■ Exercise details:
Report every line of the material that contains the string "Verbessert".

■ Data extract:
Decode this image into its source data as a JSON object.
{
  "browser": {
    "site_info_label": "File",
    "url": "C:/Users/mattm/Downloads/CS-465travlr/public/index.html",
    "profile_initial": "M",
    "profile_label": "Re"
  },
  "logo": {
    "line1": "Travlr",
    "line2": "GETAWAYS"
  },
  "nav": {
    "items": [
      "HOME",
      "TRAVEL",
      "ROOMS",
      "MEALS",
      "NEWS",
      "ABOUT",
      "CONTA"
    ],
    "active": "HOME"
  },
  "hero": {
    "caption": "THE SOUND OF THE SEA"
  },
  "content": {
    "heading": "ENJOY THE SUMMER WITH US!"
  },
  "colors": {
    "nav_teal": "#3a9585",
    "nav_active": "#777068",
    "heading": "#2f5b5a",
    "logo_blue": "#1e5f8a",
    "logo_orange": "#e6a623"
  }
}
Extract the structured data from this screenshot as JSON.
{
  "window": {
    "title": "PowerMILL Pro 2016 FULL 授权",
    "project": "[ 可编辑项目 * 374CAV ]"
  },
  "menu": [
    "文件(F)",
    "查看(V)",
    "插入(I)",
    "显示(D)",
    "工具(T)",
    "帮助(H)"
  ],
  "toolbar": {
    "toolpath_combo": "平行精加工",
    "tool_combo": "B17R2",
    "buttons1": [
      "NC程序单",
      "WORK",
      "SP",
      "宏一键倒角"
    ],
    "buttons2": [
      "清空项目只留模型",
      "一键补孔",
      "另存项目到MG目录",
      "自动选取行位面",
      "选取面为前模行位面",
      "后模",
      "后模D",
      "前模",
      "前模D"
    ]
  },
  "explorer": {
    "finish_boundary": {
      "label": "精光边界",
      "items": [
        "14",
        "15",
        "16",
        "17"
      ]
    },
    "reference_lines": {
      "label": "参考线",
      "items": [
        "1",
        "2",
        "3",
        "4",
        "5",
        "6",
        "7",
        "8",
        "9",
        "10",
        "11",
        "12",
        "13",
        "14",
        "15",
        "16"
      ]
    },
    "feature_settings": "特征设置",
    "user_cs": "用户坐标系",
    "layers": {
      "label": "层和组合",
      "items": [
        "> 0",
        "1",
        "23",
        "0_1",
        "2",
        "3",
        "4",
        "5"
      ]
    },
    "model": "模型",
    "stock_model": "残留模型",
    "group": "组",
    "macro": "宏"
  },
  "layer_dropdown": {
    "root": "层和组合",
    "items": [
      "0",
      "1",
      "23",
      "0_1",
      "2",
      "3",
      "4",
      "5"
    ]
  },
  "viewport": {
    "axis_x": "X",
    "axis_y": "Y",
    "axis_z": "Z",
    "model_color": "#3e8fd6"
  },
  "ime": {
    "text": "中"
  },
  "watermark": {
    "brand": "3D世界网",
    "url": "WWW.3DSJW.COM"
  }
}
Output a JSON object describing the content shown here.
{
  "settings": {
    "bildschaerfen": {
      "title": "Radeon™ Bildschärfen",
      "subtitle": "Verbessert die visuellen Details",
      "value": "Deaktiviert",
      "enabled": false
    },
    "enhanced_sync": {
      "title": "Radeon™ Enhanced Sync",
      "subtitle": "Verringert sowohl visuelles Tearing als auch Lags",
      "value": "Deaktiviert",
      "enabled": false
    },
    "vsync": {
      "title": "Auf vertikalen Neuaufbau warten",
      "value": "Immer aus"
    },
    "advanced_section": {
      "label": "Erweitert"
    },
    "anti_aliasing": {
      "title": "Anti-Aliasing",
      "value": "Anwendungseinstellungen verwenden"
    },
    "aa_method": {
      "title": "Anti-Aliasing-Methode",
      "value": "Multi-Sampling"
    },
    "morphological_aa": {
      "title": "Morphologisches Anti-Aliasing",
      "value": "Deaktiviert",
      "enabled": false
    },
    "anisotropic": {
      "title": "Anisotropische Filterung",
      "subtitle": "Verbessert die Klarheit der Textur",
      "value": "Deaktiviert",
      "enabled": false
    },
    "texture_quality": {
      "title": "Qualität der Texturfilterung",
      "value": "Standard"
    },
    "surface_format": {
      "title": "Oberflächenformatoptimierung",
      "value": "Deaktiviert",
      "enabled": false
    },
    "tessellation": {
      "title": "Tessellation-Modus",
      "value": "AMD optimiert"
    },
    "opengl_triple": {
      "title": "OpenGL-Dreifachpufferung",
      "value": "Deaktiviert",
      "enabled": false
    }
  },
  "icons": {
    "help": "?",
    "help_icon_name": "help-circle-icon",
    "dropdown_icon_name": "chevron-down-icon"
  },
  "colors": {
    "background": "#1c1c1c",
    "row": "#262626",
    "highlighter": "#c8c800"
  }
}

■ Output:
      "subtitle": "Verbessert die visuellen Details",
      "subtitle": "Verbessert die Klarheit der Textur",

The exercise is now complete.